> _Data for processing_
<<<<
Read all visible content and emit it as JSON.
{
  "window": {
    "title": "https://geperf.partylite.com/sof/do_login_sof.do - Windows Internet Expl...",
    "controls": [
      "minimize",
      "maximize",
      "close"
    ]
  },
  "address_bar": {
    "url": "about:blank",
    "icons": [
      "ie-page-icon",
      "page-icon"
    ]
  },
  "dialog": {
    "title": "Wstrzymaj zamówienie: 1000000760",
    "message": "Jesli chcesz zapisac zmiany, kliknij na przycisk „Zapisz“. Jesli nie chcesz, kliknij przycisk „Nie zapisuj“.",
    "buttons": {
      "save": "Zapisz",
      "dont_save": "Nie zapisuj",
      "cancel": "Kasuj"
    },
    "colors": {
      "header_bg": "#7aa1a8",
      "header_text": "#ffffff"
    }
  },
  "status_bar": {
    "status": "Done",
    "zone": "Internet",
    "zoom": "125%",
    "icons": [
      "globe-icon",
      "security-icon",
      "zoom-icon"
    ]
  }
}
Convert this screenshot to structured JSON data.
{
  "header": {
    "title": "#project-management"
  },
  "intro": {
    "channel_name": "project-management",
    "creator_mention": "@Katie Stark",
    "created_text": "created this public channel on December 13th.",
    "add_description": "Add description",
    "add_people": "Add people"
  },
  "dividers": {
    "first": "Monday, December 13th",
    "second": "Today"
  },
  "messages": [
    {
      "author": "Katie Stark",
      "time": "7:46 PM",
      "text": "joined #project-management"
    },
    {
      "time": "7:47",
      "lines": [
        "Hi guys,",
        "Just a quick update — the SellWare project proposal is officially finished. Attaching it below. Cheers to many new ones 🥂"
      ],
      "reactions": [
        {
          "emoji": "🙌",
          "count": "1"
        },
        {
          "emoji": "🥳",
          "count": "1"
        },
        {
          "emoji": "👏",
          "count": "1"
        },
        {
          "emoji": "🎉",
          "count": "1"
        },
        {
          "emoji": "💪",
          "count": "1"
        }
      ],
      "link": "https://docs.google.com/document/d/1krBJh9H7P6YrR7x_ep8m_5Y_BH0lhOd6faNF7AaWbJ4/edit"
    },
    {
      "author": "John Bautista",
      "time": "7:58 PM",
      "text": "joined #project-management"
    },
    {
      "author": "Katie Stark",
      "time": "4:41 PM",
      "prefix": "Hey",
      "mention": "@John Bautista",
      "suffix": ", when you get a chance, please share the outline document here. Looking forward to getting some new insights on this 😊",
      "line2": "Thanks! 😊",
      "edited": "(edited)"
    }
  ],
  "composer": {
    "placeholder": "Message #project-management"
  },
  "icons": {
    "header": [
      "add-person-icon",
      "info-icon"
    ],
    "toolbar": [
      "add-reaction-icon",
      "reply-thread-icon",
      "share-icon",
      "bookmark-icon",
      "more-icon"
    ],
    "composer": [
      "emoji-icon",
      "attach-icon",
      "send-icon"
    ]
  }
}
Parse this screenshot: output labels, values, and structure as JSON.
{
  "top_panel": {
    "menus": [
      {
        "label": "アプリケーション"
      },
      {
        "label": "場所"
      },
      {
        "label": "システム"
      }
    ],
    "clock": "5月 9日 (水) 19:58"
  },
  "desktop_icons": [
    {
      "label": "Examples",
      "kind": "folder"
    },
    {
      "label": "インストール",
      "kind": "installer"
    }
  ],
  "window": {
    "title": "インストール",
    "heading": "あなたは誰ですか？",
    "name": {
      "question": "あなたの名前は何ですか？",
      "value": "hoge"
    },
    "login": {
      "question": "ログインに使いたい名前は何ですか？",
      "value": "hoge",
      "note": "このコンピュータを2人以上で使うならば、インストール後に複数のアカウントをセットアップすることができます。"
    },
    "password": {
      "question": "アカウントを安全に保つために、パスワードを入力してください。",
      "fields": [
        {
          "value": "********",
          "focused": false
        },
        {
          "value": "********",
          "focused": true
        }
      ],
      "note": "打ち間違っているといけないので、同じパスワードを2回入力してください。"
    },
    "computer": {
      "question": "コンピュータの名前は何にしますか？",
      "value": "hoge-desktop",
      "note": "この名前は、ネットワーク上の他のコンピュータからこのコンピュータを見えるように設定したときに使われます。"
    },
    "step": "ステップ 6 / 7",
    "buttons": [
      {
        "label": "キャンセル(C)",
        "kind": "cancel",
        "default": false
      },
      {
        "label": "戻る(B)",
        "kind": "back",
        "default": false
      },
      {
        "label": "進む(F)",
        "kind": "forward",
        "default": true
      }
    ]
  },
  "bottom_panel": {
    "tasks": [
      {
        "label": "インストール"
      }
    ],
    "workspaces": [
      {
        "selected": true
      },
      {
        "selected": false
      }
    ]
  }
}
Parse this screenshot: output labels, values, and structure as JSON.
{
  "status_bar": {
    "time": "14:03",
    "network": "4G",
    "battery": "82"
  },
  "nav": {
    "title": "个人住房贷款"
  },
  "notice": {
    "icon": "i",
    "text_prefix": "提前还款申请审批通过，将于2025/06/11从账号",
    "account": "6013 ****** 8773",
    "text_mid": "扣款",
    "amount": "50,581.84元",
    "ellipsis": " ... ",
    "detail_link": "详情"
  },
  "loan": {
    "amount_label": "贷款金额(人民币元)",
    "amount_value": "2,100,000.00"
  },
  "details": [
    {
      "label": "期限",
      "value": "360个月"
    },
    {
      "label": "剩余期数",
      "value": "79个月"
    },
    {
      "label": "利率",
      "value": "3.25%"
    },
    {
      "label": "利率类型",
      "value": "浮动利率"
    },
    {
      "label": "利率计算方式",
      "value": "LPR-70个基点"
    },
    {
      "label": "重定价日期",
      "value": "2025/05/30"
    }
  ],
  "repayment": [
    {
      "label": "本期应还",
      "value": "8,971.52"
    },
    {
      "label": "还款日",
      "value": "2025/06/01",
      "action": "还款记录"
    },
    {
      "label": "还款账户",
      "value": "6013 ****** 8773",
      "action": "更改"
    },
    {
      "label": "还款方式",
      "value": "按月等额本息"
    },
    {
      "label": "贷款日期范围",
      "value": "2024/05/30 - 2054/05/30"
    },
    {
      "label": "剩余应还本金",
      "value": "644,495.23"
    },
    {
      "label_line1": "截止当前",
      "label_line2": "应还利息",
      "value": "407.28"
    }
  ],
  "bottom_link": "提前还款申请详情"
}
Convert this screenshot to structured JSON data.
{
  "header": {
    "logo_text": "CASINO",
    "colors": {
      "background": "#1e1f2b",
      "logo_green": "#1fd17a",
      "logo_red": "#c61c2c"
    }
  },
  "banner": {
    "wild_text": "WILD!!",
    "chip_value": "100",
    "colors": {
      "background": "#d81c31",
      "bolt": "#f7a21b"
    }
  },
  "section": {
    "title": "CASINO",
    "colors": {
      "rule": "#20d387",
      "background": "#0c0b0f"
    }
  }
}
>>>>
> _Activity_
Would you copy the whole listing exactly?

> _Task output_
Read all visible content and emit it as JSON.
{
  "window": {
    "title": "https://geperf.partylite.com/sof/do_login_sof.do - Windows Internet Expl...",
    "controls": [
      "minimize",
      "maximize",
      "close"
    ]
  },
  "address_bar": {
    "url": "about:blank",
    "icons": [
      "ie-page-icon",
      "page-icon"
    ]
  },
  "dialog": {
    "title": "Wstrzymaj zamówienie: 1000000760",
    "message": "Jesli chcesz zapisac zmiany, kliknij na przycisk „Zapisz“. Jesli nie chcesz, kliknij przycisk „Nie zapisuj“.",
    "buttons": {
      "save": "Zapisz",
      "dont_save": "Nie zapisuj",
      "cancel": "Kasuj"
    },
    "colors": {
      "header_bg": "#7aa1a8",
      "header_text": "#ffffff"
    }
  },
  "status_bar": {
    "status": "Done",
    "zone": "Internet",
    "zoom": "125%",
    "icons": [
      "globe-icon",
      "security-icon",
      "zoom-icon"
    ]
  }
}
Convert this screenshot to structured JSON data.
{
  "header": {
    "title": "#project-management"
  },
  "intro": {
    "channel_name": "project-management",
    "creator_mention": "@Katie Stark",
    "created_text": "created this public channel on December 13th.",
    "add_description": "Add description",
    "add_people": "Add people"
  },
  "dividers": {
    "first": "Monday, December 13th",
    "second": "Today"
  },
  "messages": [
    {
      "author": "Katie Stark",
      "time": "7:46 PM",
      "text": "joined #project-management"
    },
    {
      "time": "7:47",
      "lines": [
        "Hi guys,",
        "Just a quick update — the SellWare project proposal is officially finished. Attaching it below. Cheers to many new ones 🥂"
      ],
      "reactions": [
        {
          "emoji": "🙌",
          "count": "1"
        },
        {
          "emoji": "🥳",
          "count": "1"
        },
        {
          "emoji": "👏",
          "count": "1"
        },
        {
          "emoji": "🎉",
          "count": "1"
        },
        {
          "emoji": "💪",
          "count": "1"
        }
      ],
      "link": "https://docs.google.com/document/d/1krBJh9H7P6YrR7x_ep8m_5Y_BH0lhOd6faNF7AaWbJ4/edit"
    },
    {
      "author": "John Bautista",
      "time": "7:58 PM",
      "text": "joined #project-management"
    },
    {
      "author": "Katie Stark",
      "time": "4:41 PM",
      "prefix": "Hey",
      "mention": "@John Bautista",
      "suffix": ", when you get a chance, please share the outline document here. Looking forward to getting some new insights on this 😊",
      "line2": "Thanks! 😊",
      "edited": "(edited)"
    }
  ],
  "composer": {
    "placeholder": "Message #project-management"
  },
  "icons": {
    "header": [
      "add-person-icon",
      "info-icon"
    ],
    "toolbar": [
      "add-reaction-icon",
      "reply-thread-icon",
      "share-icon",
      "bookmark-icon",
      "more-icon"
    ],
    "composer": [
      "emoji-icon",
      "attach-icon",
      "send-icon"
    ]
  }
}
Parse this screenshot: output labels, values, and structure as JSON.
{
  "top_panel": {
    "menus": [
      {
        "label": "アプリケーション"
      },
      {
        "label": "場所"
      },
      {
        "label": "システム"
      }
    ],
    "clock": "5月 9日 (水) 19:58"
  },
  "desktop_icons": [
    {
      "label": "Examples",
      "kind": "folder"
    },
    {
      "label": "インストール",
      "kind": "installer"
    }
  ],
  "window": {
    "title": "インストール",
    "heading": "あなたは誰ですか？",
    "name": {
      "question": "あなたの名前は何ですか？",
      "value": "hoge"
    },
    "login": {
      "question": "ログインに使いたい名前は何ですか？",
      "value": "hoge",
      "note": "このコンピュータを2人以上で使うならば、インストール後に複数のアカウントをセットアップすることができます。"
    },
    "password": {
      "question": "アカウントを安全に保つために、パスワードを入力してください。",
      "fields": [
        {
          "value": "********",
          "focused": false
        },
        {
          "value": "********",
          "focused": true
        }
      ],
      "note": "打ち間違っているといけないので、同じパスワードを2回入力してください。"
    },
    "computer": {
      "question": "コンピュータの名前は何にしますか？",
      "value": "hoge-desktop",
      "note": "この名前は、ネットワーク上の他のコンピュータからこのコンピュータを見えるように設定したときに使われます。"
    },
    "step": "ステップ 6 / 7",
    "buttons": [
      {
        "label": "キャンセル(C)",
        "kind": "cancel",
        "default": false
      },
      {
        "label": "戻る(B)",
        "kind": "back",
        "default": false
      },
      {
        "label": "進む(F)",
        "kind": "forward",
        "default": true
      }
    ]
  },
  "bottom_panel": {
    "tasks": [
      {
        "label": "インストール"
      }
    ],
    "workspaces": [
      {
        "selected": true
      },
      {
        "selected": false
      }
    ]
  }
}
Parse this screenshot: output labels, values, and structure as JSON.
{
  "status_bar": {
    "time": "14:03",
    "network": "4G",
    "battery": "82"
  },
  "nav": {
    "title": "个人住房贷款"
  },
  "notice": {
    "icon": "i",
    "text_prefix": "提前还款申请审批通过，将于2025/06/11从账号",
    "account": "6013 ****** 8773",
    "text_mid": "扣款",
    "amount": "50,581.84元",
    "ellipsis": " ... ",
    "detail_link": "详情"
  },
  "loan": {
    "amount_label": "贷款金额(人民币元)",
    "amount_value": "2,100,000.00"
  },
  "details": [
    {
      "label": "期限",
      "value": "360个月"
    },
    {
      "label": "剩余期数",
      "value": "79个月"
    },
    {
      "label": "利率",
      "value": "3.25%"
    },
    {
      "label": "利率类型",
      "value": "浮动利率"
    },
    {
      "label": "利率计算方式",
      "value": "LPR-70个基点"
    },
    {
      "label": "重定价日期",
      "value": "2025/05/30"
    }
  ],
  "repayment": [
    {
      "label": "本期应还",
      "value": "8,971.52"
    },
    {
      "label": "还款日",
      "value": "2025/06/01",
      "action": "还款记录"
    },
    {
      "label": "还款账户",
      "value": "6013 ****** 8773",
      "action": "更改"
    },
    {
      "label": "还款方式",
      "value": "按月等额本息"
    },
    {
      "label": "贷款日期范围",
      "value": "2024/05/30 - 2054/05/30"
    },
    {
      "label": "剩余应还本金",
      "value": "644,495.23"
    },
    {
      "label_line1": "截止当前",
      "label_line2": "应还利息",
      "value": "407.28"
    }
  ],
  "bottom_link": "提前还款申请详情"
}
Convert this screenshot to structured JSON data.
{
  "header": {
    "logo_text": "CASINO",
    "colors": {
      "background": "#1e1f2b",
      "logo_green": "#1fd17a",
      "logo_red": "#c61c2c"
    }
  },
  "banner": {
    "wild_text": "WILD!!",
    "chip_value": "100",
    "colors": {
      "background": "#d81c31",
      "bolt": "#f7a21b"
    }
  },
  "section": {
    "title": "CASINO",
    "colors": {
      "rule": "#20d387",
      "background": "#0c0b0f"
    }
  }
}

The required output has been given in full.